It’s time to let loose – and let your natural hair shine

Curly, straight, long or short, it’s time to flaunt your natural hair. Here’s how to make the most of the locks you’ve got.

The days of taming, tinting and straightening our hair into submission may be over as many of us opt to let loose and show the world what we’ve got.

Rumbie & Co’s Natasha Fountas is all for the growing societal movement to embrace natural hair.

The Sydney-based salon general manager has seen a greater willingness among clients to work with “the hair’s natural state, instead of constantly fighting against it”.

Embracing your natural hair – quirks and all – requires an understanding of its true condition.

So don’t wig out, let the experts explain how it’s done.

Benefits of embracing your natural hair

Hairstylist and creative director Melissa Van Aalst says the benefits of embracing your hair’s natural state are two-fold – healthier hair and saving time and costs.

“By keeping your hair natural, you reduce the risk of unnecessary damage potentially caused by heat styling tools and chemical treatments,” Melissa, of Lekeyah Rejuvenation Centre in Victoria, says.

“There’s also the reduced time and money spent on styling products, salon visits and upkeep.”

The starting point is to determine your hair’s natural state and texture, particularly if you’ve been actively working against it.

“A simple test is to wash your hair, apply a leave-in cream, run your fingers through your hair and let it air dry; then see how it looks,” Natasha says.

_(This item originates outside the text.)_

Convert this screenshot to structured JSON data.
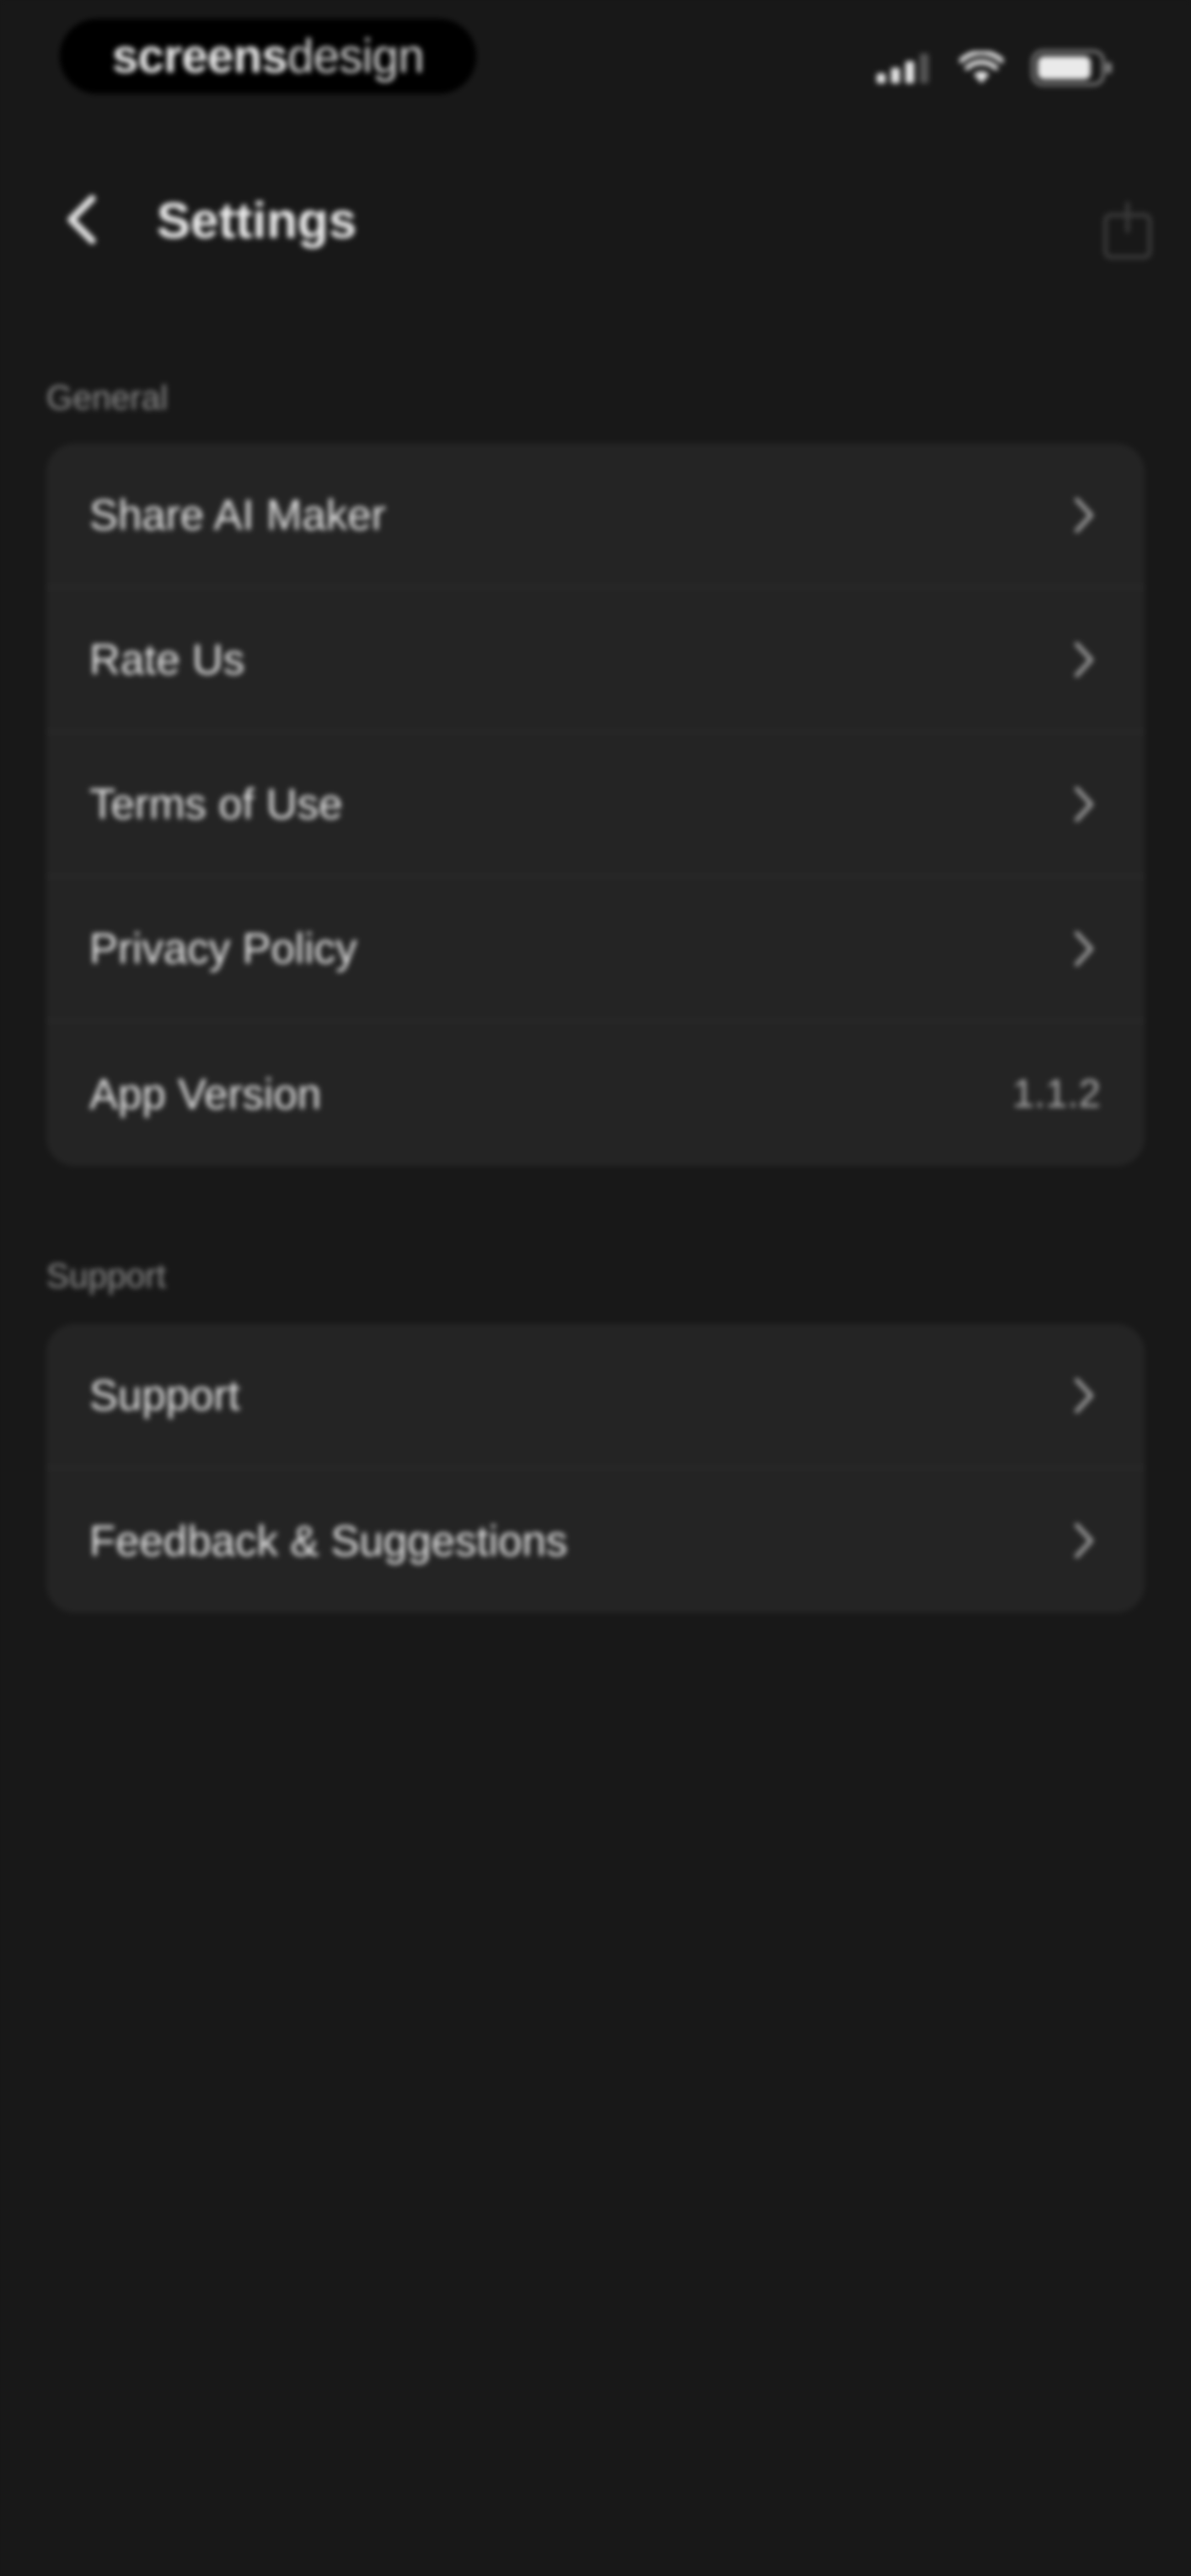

Hair texture is categorised into four general categories: straight, wavy, curly or coily.

Using the test, if the hair dries with no bends, it’s straight, while an “S” shape is considered wavy.

If it dries with a defined curl or loop pattern, it’s curly, while a more tightly curled spring or zigzag is coily.

How to work your natural hair texture

Queensland salon owner Meg Bates, of Elvarl Hair Artistry, says once you’ve established your hair texture, you can adjust your haircare and styling techniques to best accommodate it.

Straight hair

This hair is typically smooth and shiny but can lack volume or become greasy.

Meg recommends a lightweight shampoo, conditioner and styling product to “encourage movement and enhance natural shine, without weighing it down”.

Melissa adds that straight hair should be washed every few days and refreshed with dry shampoo to avoid greasiness, and brushed using a soft-bristle brush or wide-toothed comb to avoid excessive pulling and breakage.

Wavy tresses

This hair type is more voluminous than straight hair due to the different-shaped cuticles, but Meg notes it requires “extra moisture as it’s prone to flyaways and dehydration”.

Melissa says hydrating wash products, along with a quality leave-in conditioner, can assist with nourishing and defining the waves while also reducing frizz.

To encourage a natural wave, try curl creams or mousses followed by a smoothing serum.

Both Meg and Melissa recommend letting wavy hair air dry over blow-drying it to avoid frizz.

Curly mane

“Curly hair is characterised by well-defined, distinct and spiral-shaped curls,” Natasha says, adding that the texture’s propensity for frizz and dryness means you need to show it “lots of hydration love”.

Meg recommends shampoos and conditioners specifically for curly hair, “because the ingredients are designed to amplify curl and encourage cuticle shape”.

Natasha and Meg agree that a curly hair styling arsenal needs a quality leave-in curl spray and a lightweight curl gel.

Coily locks

“Coily hair is also known as afro-textured or kinky hair, and the key to embracing its volume and texture is to keep those coils quenched with moisture,” Natasha says.

As with curly hair, moisture-heavy haircare and styling products are essential to help naturally coily hair maintain its unique definition.

“A leave-in curl cream will deeply moisturise and nurture those tight coils, providing all-day softness and shine,” Natasha says.

“And to make those coils pop, a strong hold curl gel is the go-to.”

Consider your hair’s natural length

Natural hair texture is only one piece of the puzzle as there’s also natural length and shape to consider.

“I recommend having a professional analyse your hair to determine where it will comfortably grow to,” Meg says.

And finding your natural length is particularly beneficial for those dealing with a cowlick.

“A cowlick is a growth pattern from the hair follicle that cannot be changed – however, the length of your hair can influence how your cowlick behaves,” Melissa explains.

“The right length, combined with part placement and certain weight distribution such as a layered haircut, best accommodates a cowlick.”

The right haircut matters

Natural hair texture, shape and length are the foundations of embracing your natural hair state – but they are not the only considerations.

“During a consultation, your hairdresser will consider facial features, lifestyle and styling routine in addition to how your hair naturally behaves,” Melissa says.

“They will then guide you in understanding your hair type and talk you through the best shapes and hairstyles that will enhance these attributes.”

More on haircare and hair trends:

Written by Sharon Hunt.